I have to admit, I was pretty impatient to get to this third post on the history of qipao (or Cheongsam in Cantonese). The Qing dynasty and 1920s were interesting periods for qipaos in their own right (see the previous two posts here and here), but the 1930s is what I am really excited about.
This was truly qipao’s golden era – the celebrities, the movies, the advertisements and posters that still remain popular today… and of course, the dresses themselves, in a dizzying array of colours, patterns and fabrics.
So that’s why I decided to write this dedicated post to qipao’s golden era, 1930s – hope you enjoy it as much as I do.
Qipao and the Paris of the East: Shanghai
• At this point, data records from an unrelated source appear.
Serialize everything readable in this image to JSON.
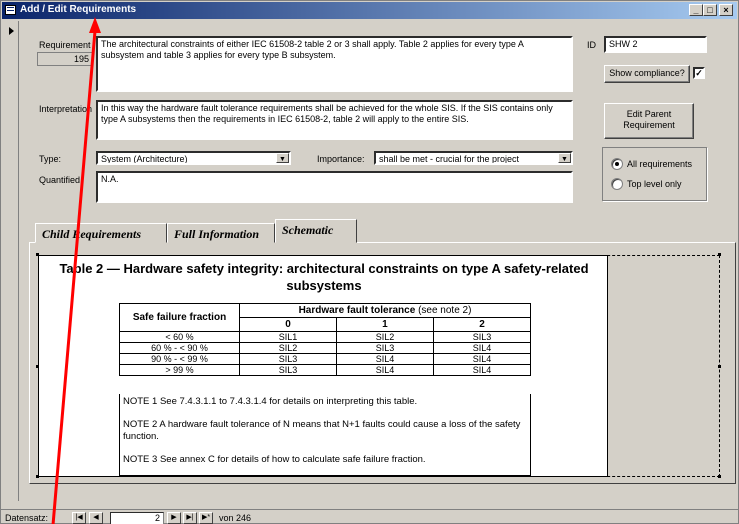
{
  "window": {
    "title": "Add / Edit Requirements",
    "minimize": "_",
    "maximize": "□",
    "close": "×"
  },
  "form": {
    "requirement_label": "Requirement",
    "requirement_number": "195",
    "requirement_text": "The architectural constraints of either IEC 61508-2 table 2 or 3 shall apply. Table 2 applies for every type A subsystem and table 3 applies for every type B subsystem.",
    "id_label": "ID",
    "id_value": "SHW 2",
    "show_compliance_label": "Show compliance?",
    "show_compliance_checked": "✓",
    "interpretation_label": "Interpretation",
    "interpretation_text": "In this way the hardware fault tolerance requirements shall be achieved for the whole SIS. If the SIS contains only type A subsystems then the requirements in IEC 61508-2, table 2 will apply to the entire SIS.",
    "edit_parent_label": "Edit Parent Requirement",
    "type_label": "Type:",
    "type_value": "System (Architecture)",
    "importance_label": "Importance:",
    "importance_value": "shall be met - crucial for the project",
    "quantified_label": "Quantified",
    "quantified_value": "N.A.",
    "filter_options": [
      "All requirements",
      "Top level only"
    ],
    "filter_selected": "All requirements"
  },
  "tabs": [
    {
      "label": "Child Requirements"
    },
    {
      "label": "Full Information"
    },
    {
      "label": "Schematic",
      "active": true
    }
  ],
  "schematic": {
    "title_line1": "Table 2 — Hardware safety integrity: architectural constraints on type A safety-related",
    "title_line2": "subsystems",
    "col_header_sff": "Safe failure fraction",
    "col_header_hft": "Hardware fault tolerance",
    "col_header_hft_note": "(see note 2)",
    "hft_levels": [
      "0",
      "1",
      "2"
    ],
    "rows": [
      {
        "sff": "< 60 %",
        "values": [
          "SIL1",
          "SIL2",
          "SIL3"
        ]
      },
      {
        "sff": "60 % - < 90 %",
        "values": [
          "SIL2",
          "SIL3",
          "SIL4"
        ]
      },
      {
        "sff": "90 % - < 99 %",
        "values": [
          "SIL3",
          "SIL4",
          "SIL4"
        ]
      },
      {
        "sff": "> 99 %",
        "values": [
          "SIL3",
          "SIL4",
          "SIL4"
        ]
      }
    ],
    "note1": "NOTE 1   See 7.4.3.1.1 to 7.4.3.1.4 for details on interpreting this table.",
    "note2": "NOTE 2   A hardware fault tolerance of N means that N+1 faults could cause a loss of the safety function.",
    "note3": "NOTE 3   See annex C for details of how to calculate safe failure fraction."
  },
  "navigation": {
    "record_label": "Datensatz:",
    "current_record": "2",
    "total_label": "von  246",
    "first": "|◀",
    "prev": "◀",
    "next": "▶",
    "last": "▶|",
    "new": "▶*"
  }
}
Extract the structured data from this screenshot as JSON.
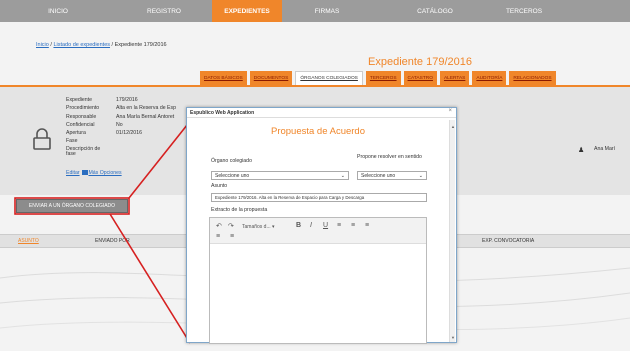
{
  "nav": {
    "items": [
      "INICIO",
      "REGISTRO",
      "EXPEDIENTES",
      "FIRMAS",
      "CATÁLOGO",
      "TERCEROS"
    ],
    "active_index": 2
  },
  "breadcrumb": {
    "home": "Inicio",
    "sep1": " / ",
    "list": "Listado de expedientes",
    "sep2": " / ",
    "current": "Expediente 179/2016"
  },
  "page_title": "Expediente 179/2016",
  "tabs": [
    "DATOS BÁSICOS",
    "DOCUMENTOS",
    "ÓRGANOS COLEGIADOS",
    "TERCEROS",
    "CATASTRO",
    "ALERTAS",
    "AUDITORÍA",
    "RELACIONADOS"
  ],
  "active_tab": 2,
  "info": {
    "labels": [
      "Expediente",
      "Procedimiento",
      "Responsable",
      "Confidencial",
      "Apertura",
      "Fase",
      "Descripción de fase"
    ],
    "values": [
      "179/2016",
      "Alta en la Reserva de Esp",
      "Ana María Bernal Antoret",
      "No",
      "01/12/2016",
      "",
      ""
    ],
    "edit": "Editar",
    "more": "Más Opciones"
  },
  "right_user": "Ana Marí",
  "send_button": "ENVIAR A UN ÓRGANO COLEGIADO",
  "table": {
    "col_asunto": "ASUNTO",
    "col_enviado": "ENVIADO POR",
    "col_conv": "EXP. CONVOCATORIA"
  },
  "modal": {
    "window_title": "Espublico Web Application",
    "close": "×",
    "title": "Propuesta de Acuerdo",
    "organo_label": "Órgano colegiado",
    "organo_value": "Seleccione uno",
    "propone_label": "Propone resolver en sentido",
    "propone_value": "Seleccione uno",
    "asunto_label": "Asunto",
    "asunto_value": "Expediente 179/2016. Alta en la Reserva de Espacio para Carga y Descarga",
    "extracto_label": "Extracto de la propuesta",
    "font_size_label": "Tamaños d..."
  }
}
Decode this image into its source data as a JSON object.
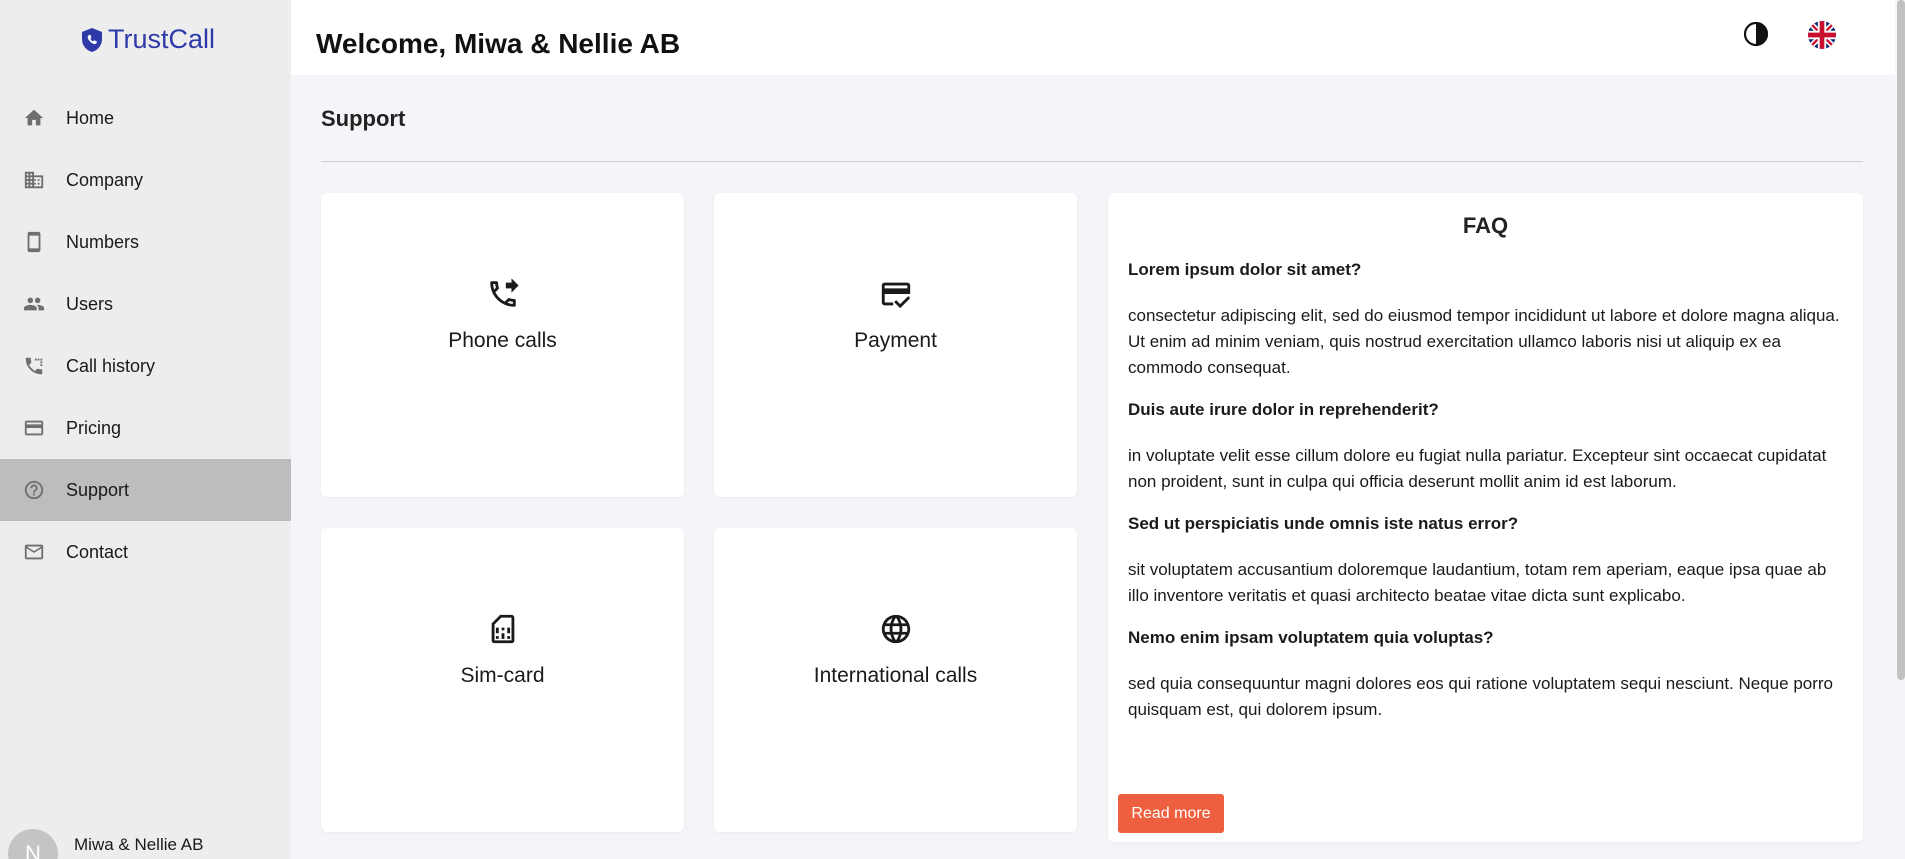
{
  "app": {
    "logo_text": "TrustCall",
    "logo_color": "#2f3aa8"
  },
  "sidebar": {
    "items": [
      {
        "label": "Home",
        "icon": "home-icon"
      },
      {
        "label": "Company",
        "icon": "building-icon"
      },
      {
        "label": "Numbers",
        "icon": "smartphone-icon"
      },
      {
        "label": "Users",
        "icon": "users-icon"
      },
      {
        "label": "Call history",
        "icon": "call-history-icon"
      },
      {
        "label": "Pricing",
        "icon": "credit-card-icon"
      },
      {
        "label": "Support",
        "icon": "help-circle-icon",
        "active": true
      },
      {
        "label": "Contact",
        "icon": "mail-icon"
      }
    ],
    "user": {
      "avatar_initial": "N",
      "name": "Miwa & Nellie AB"
    }
  },
  "header": {
    "title": "Welcome, Miwa & Nellie AB",
    "theme_icon": "contrast-icon",
    "language_icon": "uk-flag-icon"
  },
  "main": {
    "section_title": "Support",
    "cards": [
      {
        "label": "Phone calls",
        "icon": "phone-forwarded-icon"
      },
      {
        "label": "Payment",
        "icon": "payment-card-check-icon"
      },
      {
        "label": "Sim-card",
        "icon": "sim-card-icon"
      },
      {
        "label": "International calls",
        "icon": "globe-icon"
      }
    ],
    "faq": {
      "title": "FAQ",
      "items": [
        {
          "q": "Lorem ipsum dolor sit amet?",
          "a": "consectetur adipiscing elit, sed do eiusmod tempor incididunt ut labore et dolore magna aliqua. Ut enim ad minim veniam, quis nostrud exercitation ullamco laboris nisi ut aliquip ex ea commodo consequat."
        },
        {
          "q": "Duis aute irure dolor in reprehenderit?",
          "a": "in voluptate velit esse cillum dolore eu fugiat nulla pariatur. Excepteur sint occaecat cupidatat non proident, sunt in culpa qui officia deserunt mollit anim id est laborum."
        },
        {
          "q": "Sed ut perspiciatis unde omnis iste natus error?",
          "a": "sit voluptatem accusantium doloremque laudantium, totam rem aperiam, eaque ipsa quae ab illo inventore veritatis et quasi architecto beatae vitae dicta sunt explicabo."
        },
        {
          "q": "Nemo enim ipsam voluptatem quia voluptas?",
          "a": "sed quia consequuntur magni dolores eos qui ratione voluptatem sequi nesciunt. Neque porro quisquam est, qui dolorem ipsum."
        }
      ],
      "read_more_label": "Read more",
      "read_more_color": "#ee5f3f"
    }
  }
}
By the 1930s, Shanghai had well and truly developed into the center of East Asia. A principal trading port for China, it was one of the biggest cities in the world with over 3 million people. A sophisticated, cosmopolitan city, it was a melting pot of Chinese and Western cultures; a hub for music, cinema, celebrity and fashion. And it was during the 1930s that the development of qipao became inextricably linked to the development of Shanghai.
Shanghainese tailors became renowned for their speed, innovation and craftsmanship. The latest European and American fashion trends from popular magazines (画报／畫報) would be adapted into qipaos within a matter of 3-4 months, ready for purchase. Department stores and textile manufacturers hosted fashion shows. Celebrities, fostered by the Shanghainese film companies, competed and off screen in their latest qipao creations.
Most famously, merchants in Shanghai (both foreign and Chinese) produced mass advertisements in the form of calendars, featuring glamorous women in qipaos, beckoning and luring customers to buy the latest cigarettes, liquer, or cosmetics.
And women all over the country followed. The country was qipao crazy.
Sweeping the floor… with a flash of thigh
As high-waisted, figure-hugging dresses with long hemlines came into vogue in the west, the qipao followed suit. Gone were the bell sleeves and loose shapes of the 20s, the qipao of the 1930s had shorter, narrow sleeves (if any at all), extremely fitted waistlines, and by the mid 30s, hemlines that covered the back of the foot – and without high heels, long enough to literally sweep the floor!
In the same period, the side slits also snuck its way up. First they were just functional, and reached up to the knees for ease of walking, but as the hemlines became longer, as did the slits. By the mid 30s, many women had slits up to the thighs, revealing tantalizing flashes of leg and edges of their lace slips as they walked. This was contrasted with the long hemlines, and a high, stiff collar which reached the chin and kept the upper body straight and poised. Demure and proper on first sight, but with a hint of naughtiness – this was the allure of the 1930s qipao.
New techniques and technologies
When they adopted western fashion influences, the Chinese tailors also adopted some of the western cutting and stitching techniques. Tailors no longer cut in flat, two-dimensional shapes. Curved cutting (for example, taken in at the waist) was introduced, and darts were used at the chest and waist, along with separate sleeve seams. These new techniques created qipaos which were in complete contrast to a few decades earlier – figure-hugging dresses which showed off every curve of the female body.
A new type of dye also emerged in this period. Called indanthrene ( 阴丹士林/陰丹士林), it became widely popular due to its affordability and easy colours. Its palette of cool colours, blues and greens, can still be seen in many posters from the day, and in particular the indanthrene navy qipao became a signature of the era.
I wrote in my first post that I first fell in love with qipaos when I watched Lust, Caution. It was a scene where Tang Wei (as Mrs Mak) was wearing a pale blue floral qipao, bucket hat, trench coat and T-bar heels walking in the rain… The outfit was just so exquisitely chic.
It was in the 1930s that women started to put together these outfits, pairing their qipaos with western pieces – knitted cardigans and silk scarves in warm weather, long wool jackets and furs in the winter. And of course pin curls, pearls, statement earrings, the non-occasional cigarette, red lipstick and rouge. Who can say no to that.
The 1930s qipao was the qipao that captured the world’s imagination. It was at once elegant and sexy, reserved but ever so revealing; the dress flirted and flaunted, seducing men and women alike.
This is part III of a four-part mini series that I have written on the history of qipao, you can find the others here (Part I: the very beginning in the Qing dynasty), here (part II: 1910s and 1920s) and here (Part IV: 1940s and beyond).